> Items listed in a dataset:
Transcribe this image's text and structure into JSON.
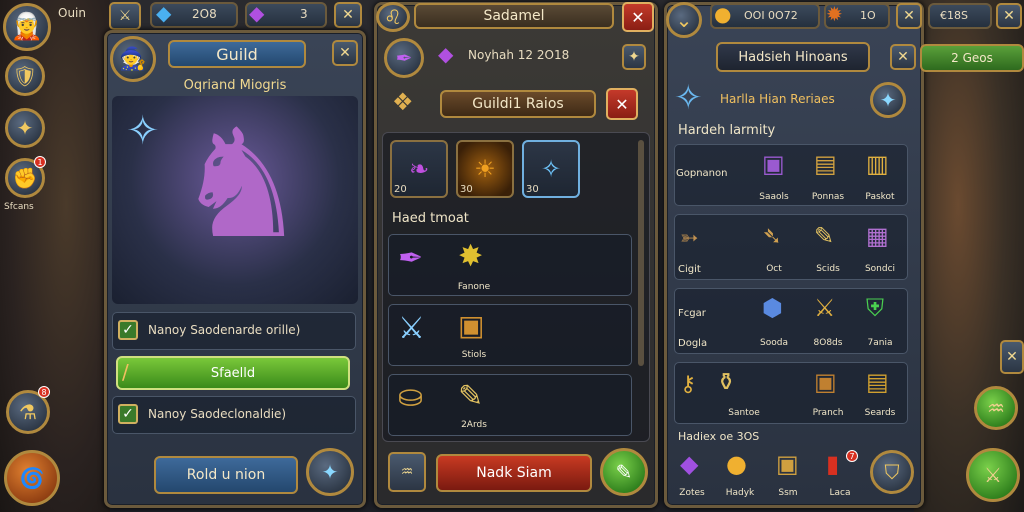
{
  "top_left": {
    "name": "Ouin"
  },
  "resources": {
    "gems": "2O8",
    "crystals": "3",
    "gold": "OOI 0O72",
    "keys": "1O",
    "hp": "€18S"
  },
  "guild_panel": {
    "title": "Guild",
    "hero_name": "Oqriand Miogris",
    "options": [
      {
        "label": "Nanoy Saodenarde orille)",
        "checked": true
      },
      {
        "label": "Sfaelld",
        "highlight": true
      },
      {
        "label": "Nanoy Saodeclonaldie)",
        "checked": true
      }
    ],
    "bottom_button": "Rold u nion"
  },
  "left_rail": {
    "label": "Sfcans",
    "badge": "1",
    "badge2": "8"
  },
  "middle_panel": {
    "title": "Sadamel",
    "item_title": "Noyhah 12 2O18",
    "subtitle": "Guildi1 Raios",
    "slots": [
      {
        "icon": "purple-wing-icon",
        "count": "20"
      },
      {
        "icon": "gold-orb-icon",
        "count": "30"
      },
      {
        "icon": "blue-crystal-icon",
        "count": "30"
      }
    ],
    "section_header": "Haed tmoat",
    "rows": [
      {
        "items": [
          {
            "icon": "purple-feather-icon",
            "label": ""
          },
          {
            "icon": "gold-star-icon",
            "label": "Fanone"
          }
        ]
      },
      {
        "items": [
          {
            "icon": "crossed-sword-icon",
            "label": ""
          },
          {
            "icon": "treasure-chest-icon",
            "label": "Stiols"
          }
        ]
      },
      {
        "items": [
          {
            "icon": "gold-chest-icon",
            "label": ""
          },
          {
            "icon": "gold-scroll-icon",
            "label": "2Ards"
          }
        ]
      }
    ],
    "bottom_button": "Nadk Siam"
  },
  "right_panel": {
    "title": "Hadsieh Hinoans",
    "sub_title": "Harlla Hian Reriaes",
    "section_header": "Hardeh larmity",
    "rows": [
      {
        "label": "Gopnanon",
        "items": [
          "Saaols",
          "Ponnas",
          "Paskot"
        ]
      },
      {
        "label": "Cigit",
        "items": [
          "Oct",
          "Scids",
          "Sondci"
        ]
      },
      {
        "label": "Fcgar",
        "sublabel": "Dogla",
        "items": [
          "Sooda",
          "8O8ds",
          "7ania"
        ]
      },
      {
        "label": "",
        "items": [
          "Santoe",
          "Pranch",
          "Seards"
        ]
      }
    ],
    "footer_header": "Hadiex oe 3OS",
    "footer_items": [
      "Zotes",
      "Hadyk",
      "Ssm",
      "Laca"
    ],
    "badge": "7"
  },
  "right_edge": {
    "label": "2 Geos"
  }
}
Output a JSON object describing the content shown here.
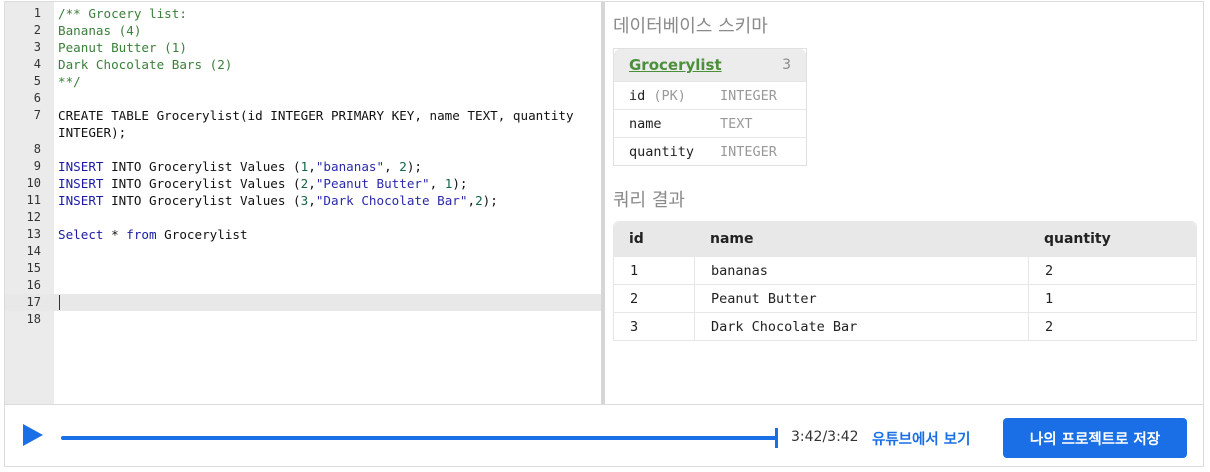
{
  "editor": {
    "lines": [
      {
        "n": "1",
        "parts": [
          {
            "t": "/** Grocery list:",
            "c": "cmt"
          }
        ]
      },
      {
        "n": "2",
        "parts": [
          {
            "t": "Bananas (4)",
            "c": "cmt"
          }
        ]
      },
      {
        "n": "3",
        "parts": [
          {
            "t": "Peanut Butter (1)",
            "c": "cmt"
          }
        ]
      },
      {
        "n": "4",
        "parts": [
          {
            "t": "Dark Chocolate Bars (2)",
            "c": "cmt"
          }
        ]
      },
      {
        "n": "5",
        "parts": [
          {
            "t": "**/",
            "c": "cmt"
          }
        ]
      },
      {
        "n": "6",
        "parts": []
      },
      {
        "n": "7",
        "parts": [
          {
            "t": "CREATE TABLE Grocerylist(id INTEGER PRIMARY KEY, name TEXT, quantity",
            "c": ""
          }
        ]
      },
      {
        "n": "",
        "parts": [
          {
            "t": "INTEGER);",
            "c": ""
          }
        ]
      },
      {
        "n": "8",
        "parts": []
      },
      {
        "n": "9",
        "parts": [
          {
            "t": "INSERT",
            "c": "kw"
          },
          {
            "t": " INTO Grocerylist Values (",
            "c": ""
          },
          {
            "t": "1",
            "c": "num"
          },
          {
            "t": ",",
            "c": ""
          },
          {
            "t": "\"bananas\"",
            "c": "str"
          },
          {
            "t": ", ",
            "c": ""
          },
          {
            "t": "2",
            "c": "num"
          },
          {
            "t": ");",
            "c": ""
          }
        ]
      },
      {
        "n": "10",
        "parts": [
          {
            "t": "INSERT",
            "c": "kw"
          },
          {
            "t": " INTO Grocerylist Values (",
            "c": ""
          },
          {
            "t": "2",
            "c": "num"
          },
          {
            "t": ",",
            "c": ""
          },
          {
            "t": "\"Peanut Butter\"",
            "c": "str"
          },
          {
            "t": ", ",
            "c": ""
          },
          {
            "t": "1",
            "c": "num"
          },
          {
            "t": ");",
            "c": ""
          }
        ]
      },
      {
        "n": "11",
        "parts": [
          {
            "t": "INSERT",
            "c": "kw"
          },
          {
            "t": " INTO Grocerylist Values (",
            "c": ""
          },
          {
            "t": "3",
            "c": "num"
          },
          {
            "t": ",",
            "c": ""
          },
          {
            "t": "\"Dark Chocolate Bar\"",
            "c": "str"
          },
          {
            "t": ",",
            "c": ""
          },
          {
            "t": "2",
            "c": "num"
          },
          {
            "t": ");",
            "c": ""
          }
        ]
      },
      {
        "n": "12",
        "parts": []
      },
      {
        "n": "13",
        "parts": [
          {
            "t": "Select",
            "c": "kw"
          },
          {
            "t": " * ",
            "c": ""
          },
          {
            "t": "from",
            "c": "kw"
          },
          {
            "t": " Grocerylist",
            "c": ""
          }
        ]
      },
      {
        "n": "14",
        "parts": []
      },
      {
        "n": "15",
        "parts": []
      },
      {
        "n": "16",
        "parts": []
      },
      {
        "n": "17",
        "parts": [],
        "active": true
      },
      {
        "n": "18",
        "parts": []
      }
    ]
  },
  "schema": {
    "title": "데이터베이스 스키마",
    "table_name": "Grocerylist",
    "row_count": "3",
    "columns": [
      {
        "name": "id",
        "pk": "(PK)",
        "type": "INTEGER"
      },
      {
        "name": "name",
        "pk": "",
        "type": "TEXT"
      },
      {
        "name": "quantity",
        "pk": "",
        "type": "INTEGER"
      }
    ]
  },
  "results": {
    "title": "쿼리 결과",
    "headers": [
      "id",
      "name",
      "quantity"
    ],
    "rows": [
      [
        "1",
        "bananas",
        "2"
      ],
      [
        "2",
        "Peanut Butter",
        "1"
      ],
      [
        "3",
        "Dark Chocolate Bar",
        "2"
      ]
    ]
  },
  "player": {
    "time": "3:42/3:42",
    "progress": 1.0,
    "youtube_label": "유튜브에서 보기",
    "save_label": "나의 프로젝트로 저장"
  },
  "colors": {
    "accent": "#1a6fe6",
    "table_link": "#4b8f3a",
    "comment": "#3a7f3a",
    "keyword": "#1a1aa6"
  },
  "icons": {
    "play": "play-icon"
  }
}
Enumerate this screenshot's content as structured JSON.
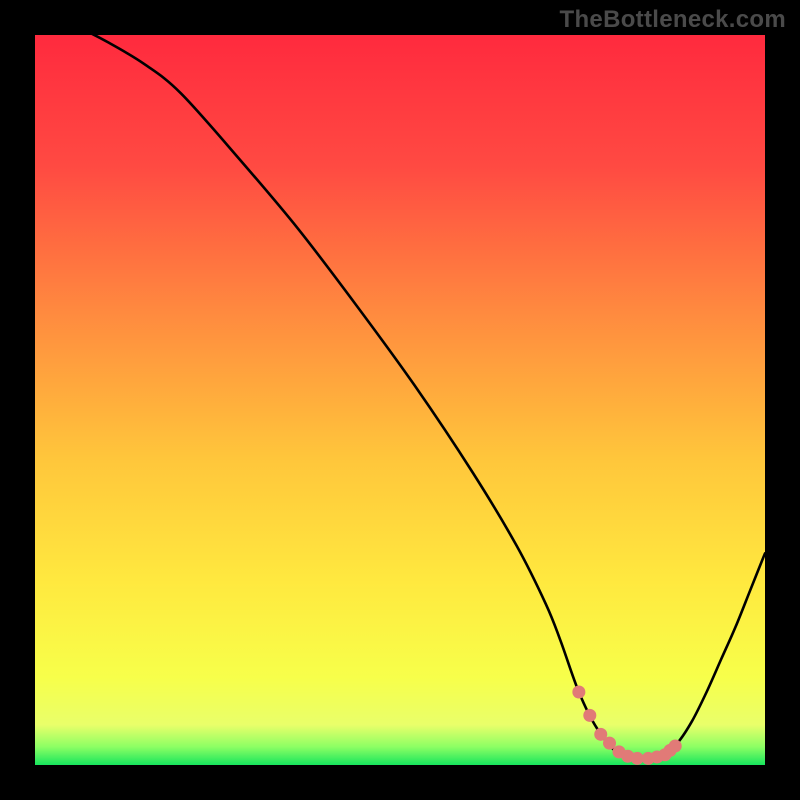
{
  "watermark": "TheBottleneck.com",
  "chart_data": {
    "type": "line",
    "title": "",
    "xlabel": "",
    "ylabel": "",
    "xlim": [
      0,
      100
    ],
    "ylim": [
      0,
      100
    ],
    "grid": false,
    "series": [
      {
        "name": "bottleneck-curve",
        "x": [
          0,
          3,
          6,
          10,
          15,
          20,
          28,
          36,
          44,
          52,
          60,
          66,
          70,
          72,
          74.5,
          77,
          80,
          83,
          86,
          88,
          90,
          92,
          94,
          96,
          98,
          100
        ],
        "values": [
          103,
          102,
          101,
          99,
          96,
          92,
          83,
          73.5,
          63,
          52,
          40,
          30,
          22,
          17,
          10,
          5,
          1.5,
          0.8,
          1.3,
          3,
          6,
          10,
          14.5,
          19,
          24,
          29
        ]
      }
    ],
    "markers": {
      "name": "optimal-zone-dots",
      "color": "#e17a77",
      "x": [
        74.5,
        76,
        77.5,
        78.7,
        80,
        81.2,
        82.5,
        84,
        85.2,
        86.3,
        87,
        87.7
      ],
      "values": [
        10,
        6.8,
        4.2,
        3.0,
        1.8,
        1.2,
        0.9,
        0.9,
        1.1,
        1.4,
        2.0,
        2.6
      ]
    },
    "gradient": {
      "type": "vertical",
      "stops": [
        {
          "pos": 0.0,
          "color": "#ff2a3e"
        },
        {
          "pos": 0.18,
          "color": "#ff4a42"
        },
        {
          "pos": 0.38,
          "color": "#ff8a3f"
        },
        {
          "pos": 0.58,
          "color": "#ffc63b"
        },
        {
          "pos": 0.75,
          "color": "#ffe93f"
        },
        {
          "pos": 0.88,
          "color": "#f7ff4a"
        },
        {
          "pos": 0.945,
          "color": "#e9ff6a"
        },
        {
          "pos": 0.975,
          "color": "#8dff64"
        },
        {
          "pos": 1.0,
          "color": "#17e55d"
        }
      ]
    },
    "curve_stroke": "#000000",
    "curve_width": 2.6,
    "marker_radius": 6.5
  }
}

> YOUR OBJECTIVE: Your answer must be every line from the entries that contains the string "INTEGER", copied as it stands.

> RESPONSE FOR THIS EXERCISE:
            "t": "CREATE TABLE Grocerylist(id INTEGER PRIMARY KEY, name TEXT, quantity",
            "t": "INTEGER);",
        "type": "INTEGER"
        "type": "INTEGER"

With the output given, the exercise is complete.